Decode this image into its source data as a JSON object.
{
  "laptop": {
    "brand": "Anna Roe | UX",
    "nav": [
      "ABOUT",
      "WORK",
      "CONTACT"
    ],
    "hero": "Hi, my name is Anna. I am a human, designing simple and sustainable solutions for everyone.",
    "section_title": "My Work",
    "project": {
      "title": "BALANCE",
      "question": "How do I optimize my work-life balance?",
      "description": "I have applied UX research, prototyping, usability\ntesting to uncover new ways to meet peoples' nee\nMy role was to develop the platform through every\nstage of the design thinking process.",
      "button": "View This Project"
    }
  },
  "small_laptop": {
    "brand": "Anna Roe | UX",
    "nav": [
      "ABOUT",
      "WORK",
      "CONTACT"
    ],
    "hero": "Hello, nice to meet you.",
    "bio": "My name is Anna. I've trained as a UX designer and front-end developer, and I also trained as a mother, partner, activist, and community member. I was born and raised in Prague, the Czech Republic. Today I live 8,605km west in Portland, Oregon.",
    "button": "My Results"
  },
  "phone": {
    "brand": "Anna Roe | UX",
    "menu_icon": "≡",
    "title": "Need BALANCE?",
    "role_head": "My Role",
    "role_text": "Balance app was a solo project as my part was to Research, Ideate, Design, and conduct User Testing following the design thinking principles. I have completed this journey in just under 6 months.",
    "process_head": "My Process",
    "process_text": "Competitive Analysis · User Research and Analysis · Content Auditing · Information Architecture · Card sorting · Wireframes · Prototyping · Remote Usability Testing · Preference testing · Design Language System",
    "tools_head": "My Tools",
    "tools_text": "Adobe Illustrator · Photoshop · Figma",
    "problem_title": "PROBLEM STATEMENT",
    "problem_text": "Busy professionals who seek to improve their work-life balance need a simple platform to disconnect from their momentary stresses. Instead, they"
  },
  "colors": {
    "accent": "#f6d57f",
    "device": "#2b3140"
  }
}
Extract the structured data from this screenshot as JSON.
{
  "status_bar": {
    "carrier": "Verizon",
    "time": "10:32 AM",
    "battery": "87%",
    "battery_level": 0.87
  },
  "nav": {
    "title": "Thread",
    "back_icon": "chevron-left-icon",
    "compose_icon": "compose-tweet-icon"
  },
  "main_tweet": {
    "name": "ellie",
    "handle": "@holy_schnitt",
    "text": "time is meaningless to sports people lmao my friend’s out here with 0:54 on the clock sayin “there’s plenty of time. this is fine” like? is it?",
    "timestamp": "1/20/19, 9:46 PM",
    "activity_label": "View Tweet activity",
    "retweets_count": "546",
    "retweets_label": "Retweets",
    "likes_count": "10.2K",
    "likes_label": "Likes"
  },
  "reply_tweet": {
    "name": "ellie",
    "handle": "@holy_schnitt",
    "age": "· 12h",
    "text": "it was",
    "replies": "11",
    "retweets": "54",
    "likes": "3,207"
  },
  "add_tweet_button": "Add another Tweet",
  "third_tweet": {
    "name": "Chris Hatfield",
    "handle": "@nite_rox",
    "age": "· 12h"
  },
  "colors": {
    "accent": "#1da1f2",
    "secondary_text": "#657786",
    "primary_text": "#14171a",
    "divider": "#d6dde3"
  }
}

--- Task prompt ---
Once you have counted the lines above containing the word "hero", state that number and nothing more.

--- Expected answer ---
2